And speaking of the latest: If WiFi capabilities, online ordering, and point-of-sale (POS) technology were yesterday’s food industry stars, today’s technological must-haves are game-changing self-service kiosks. Featuring tableside digital touch screens that allow customers to place their own orders instead of being waited upon or standing in line, restaurant industry kiosks boast a long list of savory benefits. Some of their most compelling attributes include:
- Faster Service: A longtime issue in the biz, as well as a consumer pet peeve, has been the long waiting times, especially at peak rush hours. After decades of hit-and-miss efforts, the kiosk phenomenon provides a comprehensive solution, benefitting both consumers and service providers and strengthening approval ratings. With customers in charge of their own ordering process, labor costs are lowered and front-line staff can focus on engagement versus service. Moreover, research shows that implementing kiosks can reduce total order time by up to 40%.
- Increased Order Size and Sales: Remarkably, industry reports reveal that kiosks actually change consumer behavior, resulting in increased order size and a boost in sales. For example, in a study that compared sales results between human-manned cashier terminals and self-service kiosks, the latter resulted in more traffic, a 21% increase in order size, and more items in the cart at checkout.
- Reduced Human Error: Thanks to precision technology and built-in security platforms, human error, verbal miscommunications, and other barriers typical of waiter-customer interactions are eliminated. From web-based ordering to online checkout and payment, consumers can rest easy knowing their transactions are accurate, safe, and secure.
- Ease of Use: Designed with ease of use in mind, today’s user-friendly self-service kiosks allow customers to view pictures for each menu item, to peruse the most popular menu items and add-ons, to select foods which are suitable for their particular diet, and to have fun personally crafting and customizing their own meals.
- Invaluable Insights: For restaurant operators, kiosks eliminate the need to move patrons through waiting lines, reduce the number of waiting staff, track the most popular menu selections and busiest times of day, check real-time inventory levels, produce analytic reports, and provide a trove of insights about each and every customer and their respective dining habits, food and drink preferences, and buying patterns.
- Upselling: The same technology is also being harnessed for upselling. For example, industry giant McDonald’s uses their kiosks not only to speed up service and streamline daily operations, but on hot days, customers’ screens might recommend a refreshing slushy or ice cream sundae, followed by a list of options on the menu.

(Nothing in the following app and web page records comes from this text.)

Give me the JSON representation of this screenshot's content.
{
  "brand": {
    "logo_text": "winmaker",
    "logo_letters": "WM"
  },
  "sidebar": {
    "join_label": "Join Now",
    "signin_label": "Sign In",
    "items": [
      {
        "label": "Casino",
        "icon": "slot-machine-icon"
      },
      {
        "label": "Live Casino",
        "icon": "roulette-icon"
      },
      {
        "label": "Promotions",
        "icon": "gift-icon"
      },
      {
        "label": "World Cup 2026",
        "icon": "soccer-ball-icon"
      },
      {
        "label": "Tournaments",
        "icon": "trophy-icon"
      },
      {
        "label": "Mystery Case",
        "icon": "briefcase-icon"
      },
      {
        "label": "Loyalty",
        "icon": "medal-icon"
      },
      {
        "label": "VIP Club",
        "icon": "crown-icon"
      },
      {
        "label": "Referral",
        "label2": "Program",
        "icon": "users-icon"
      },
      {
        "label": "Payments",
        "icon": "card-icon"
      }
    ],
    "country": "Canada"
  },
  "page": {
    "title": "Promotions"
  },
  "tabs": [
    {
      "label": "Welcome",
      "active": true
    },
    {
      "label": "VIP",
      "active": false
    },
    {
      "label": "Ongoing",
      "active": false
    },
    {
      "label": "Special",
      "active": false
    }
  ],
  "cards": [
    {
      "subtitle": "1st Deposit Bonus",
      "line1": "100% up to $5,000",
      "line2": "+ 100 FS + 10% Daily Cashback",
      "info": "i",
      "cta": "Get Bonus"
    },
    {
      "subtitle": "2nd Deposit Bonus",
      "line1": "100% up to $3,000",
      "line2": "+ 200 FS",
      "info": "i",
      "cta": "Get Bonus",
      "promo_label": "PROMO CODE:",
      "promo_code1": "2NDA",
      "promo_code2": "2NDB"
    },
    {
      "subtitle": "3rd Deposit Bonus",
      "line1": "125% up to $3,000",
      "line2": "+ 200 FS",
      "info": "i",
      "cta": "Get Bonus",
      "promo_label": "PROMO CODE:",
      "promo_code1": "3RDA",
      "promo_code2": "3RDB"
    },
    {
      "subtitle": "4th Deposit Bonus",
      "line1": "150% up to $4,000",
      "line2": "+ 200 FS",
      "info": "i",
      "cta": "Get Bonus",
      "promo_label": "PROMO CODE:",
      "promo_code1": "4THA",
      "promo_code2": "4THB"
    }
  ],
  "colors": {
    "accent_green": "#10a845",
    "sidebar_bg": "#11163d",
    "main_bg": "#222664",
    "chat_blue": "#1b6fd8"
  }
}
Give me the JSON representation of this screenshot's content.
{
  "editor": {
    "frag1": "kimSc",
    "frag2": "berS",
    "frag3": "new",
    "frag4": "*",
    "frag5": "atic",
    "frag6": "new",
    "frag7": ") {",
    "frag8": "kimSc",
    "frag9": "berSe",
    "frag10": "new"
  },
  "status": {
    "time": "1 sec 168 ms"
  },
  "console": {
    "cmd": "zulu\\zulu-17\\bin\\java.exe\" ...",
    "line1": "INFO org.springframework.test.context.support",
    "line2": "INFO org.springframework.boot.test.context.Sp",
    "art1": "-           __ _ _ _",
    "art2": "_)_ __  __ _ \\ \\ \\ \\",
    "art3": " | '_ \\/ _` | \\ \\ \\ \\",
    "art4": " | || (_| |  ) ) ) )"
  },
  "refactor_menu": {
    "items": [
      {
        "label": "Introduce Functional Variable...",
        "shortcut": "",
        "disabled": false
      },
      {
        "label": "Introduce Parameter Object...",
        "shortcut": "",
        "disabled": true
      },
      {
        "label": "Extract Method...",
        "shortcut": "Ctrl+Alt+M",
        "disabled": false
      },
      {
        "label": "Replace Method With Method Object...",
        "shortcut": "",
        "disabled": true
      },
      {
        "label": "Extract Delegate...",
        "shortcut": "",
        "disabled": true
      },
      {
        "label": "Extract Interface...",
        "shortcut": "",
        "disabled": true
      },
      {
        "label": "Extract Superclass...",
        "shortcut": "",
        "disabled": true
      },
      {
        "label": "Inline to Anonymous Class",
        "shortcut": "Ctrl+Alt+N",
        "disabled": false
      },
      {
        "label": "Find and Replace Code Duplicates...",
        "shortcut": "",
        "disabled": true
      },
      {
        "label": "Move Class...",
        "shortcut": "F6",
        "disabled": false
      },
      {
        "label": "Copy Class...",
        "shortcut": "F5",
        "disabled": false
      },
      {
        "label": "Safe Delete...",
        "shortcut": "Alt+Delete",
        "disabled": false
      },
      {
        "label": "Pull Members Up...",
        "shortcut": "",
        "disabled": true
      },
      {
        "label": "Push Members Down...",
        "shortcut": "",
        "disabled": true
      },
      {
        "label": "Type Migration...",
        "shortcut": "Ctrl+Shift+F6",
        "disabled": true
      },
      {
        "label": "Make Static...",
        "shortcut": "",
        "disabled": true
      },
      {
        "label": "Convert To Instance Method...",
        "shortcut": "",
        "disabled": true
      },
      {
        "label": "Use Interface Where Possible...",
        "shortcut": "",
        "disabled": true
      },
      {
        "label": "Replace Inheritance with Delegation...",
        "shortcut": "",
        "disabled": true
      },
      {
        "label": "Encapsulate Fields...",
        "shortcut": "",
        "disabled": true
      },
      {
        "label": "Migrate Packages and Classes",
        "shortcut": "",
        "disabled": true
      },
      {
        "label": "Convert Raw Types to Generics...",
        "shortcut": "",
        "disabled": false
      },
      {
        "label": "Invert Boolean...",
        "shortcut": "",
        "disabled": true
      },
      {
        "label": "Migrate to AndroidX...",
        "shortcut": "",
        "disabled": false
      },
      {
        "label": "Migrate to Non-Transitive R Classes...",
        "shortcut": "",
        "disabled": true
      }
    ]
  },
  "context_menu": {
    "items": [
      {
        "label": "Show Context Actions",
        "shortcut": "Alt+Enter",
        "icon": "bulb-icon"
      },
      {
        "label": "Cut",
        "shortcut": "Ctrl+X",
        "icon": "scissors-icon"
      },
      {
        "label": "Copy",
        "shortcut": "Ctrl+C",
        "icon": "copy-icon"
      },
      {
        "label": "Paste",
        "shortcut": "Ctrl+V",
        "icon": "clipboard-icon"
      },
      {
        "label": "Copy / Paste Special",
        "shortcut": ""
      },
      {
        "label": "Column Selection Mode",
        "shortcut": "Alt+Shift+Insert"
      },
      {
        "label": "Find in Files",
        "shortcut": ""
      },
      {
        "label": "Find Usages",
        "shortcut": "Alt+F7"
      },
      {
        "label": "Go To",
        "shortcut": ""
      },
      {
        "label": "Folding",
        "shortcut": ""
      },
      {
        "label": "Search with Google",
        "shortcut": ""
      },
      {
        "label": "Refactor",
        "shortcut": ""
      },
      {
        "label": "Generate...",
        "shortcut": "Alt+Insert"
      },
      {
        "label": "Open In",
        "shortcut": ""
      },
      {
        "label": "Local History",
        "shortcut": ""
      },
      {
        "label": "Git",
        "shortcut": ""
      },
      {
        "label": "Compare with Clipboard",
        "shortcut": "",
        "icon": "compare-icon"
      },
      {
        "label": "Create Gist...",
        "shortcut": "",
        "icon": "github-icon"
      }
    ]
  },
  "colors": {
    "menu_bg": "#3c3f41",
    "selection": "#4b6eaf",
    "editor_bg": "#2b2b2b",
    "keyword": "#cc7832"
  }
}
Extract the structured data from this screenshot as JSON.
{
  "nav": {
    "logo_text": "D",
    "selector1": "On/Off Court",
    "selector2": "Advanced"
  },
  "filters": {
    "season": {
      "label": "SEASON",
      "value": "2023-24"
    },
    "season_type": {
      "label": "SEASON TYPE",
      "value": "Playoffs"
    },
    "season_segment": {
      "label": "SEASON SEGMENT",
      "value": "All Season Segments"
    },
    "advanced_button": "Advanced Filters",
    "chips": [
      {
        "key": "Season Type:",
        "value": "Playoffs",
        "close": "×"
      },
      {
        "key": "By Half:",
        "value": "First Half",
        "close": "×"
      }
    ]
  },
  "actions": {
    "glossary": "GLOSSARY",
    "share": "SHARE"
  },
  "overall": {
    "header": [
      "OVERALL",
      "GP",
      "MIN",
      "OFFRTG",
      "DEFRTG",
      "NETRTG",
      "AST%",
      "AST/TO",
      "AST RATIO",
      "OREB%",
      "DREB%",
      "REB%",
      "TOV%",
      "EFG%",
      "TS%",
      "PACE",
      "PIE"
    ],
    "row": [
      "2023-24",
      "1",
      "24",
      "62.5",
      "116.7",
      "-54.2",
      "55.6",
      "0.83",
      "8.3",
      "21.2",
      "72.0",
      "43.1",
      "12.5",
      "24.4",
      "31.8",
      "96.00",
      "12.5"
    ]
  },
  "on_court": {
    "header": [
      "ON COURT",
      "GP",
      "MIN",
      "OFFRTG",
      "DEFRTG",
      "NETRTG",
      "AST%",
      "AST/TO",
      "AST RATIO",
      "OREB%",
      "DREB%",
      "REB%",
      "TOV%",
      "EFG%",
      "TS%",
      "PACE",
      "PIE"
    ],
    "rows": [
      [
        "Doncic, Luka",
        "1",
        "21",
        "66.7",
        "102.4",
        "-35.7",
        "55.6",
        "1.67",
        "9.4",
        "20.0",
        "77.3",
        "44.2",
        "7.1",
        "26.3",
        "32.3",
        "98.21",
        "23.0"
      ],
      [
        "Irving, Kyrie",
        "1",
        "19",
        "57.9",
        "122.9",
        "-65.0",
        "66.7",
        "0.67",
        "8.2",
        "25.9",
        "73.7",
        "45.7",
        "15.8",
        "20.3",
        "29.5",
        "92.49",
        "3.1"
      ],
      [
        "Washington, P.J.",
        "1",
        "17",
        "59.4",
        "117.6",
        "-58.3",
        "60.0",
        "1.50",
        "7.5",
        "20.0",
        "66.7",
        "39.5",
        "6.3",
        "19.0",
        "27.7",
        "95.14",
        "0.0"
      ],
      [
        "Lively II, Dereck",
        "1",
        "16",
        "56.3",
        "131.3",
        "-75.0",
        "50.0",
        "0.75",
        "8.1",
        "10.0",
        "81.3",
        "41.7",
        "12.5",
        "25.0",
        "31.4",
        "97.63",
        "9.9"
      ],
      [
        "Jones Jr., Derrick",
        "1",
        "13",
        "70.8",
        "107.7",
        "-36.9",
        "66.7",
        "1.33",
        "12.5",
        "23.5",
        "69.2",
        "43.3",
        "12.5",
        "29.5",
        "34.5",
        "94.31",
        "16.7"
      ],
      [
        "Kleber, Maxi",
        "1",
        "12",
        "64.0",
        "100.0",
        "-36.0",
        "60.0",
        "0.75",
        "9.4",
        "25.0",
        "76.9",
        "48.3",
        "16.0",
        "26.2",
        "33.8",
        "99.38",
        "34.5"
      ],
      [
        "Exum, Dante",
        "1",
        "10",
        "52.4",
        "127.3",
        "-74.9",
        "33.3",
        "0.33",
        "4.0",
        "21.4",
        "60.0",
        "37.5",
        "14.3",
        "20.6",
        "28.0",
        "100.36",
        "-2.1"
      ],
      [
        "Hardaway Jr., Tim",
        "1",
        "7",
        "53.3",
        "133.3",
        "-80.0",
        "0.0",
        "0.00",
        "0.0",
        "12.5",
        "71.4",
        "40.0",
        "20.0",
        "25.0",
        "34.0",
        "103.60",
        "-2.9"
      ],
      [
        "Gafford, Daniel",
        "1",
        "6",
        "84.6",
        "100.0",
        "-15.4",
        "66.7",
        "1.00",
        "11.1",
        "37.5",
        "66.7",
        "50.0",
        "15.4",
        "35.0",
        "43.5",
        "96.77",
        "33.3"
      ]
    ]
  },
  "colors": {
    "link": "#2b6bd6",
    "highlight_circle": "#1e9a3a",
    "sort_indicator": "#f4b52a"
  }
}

And in another move clearly heralding the use of consumer behavior and predictive analytics to improve profits, McDonald’s recently announced its $300 million-dollar acquisition of Dynamic Yield, a startup company specializing in interpreting personal preferences-based algorithms that drive purchasing decisions.
- Kiosks Work: As always in the food industry, the proof is in the pudding. Consumers have made their approval for the avante-garde tools abundantly clear: Kiosks work and they are clamoring for more!
If you’re looking to up your foodservice game, the use of consumer data gleaned from restaurant tablets may be just the ticket you need to create personalized restaurant experiences for your guests and gain a competitive age. With the majority of millennials (today’s largest eating-out demographic) pledging their loyalty to businesses that allow them to ‘create something unique to me,’ now is your chance to invest in your customers and cash in on the lucrative opportunity.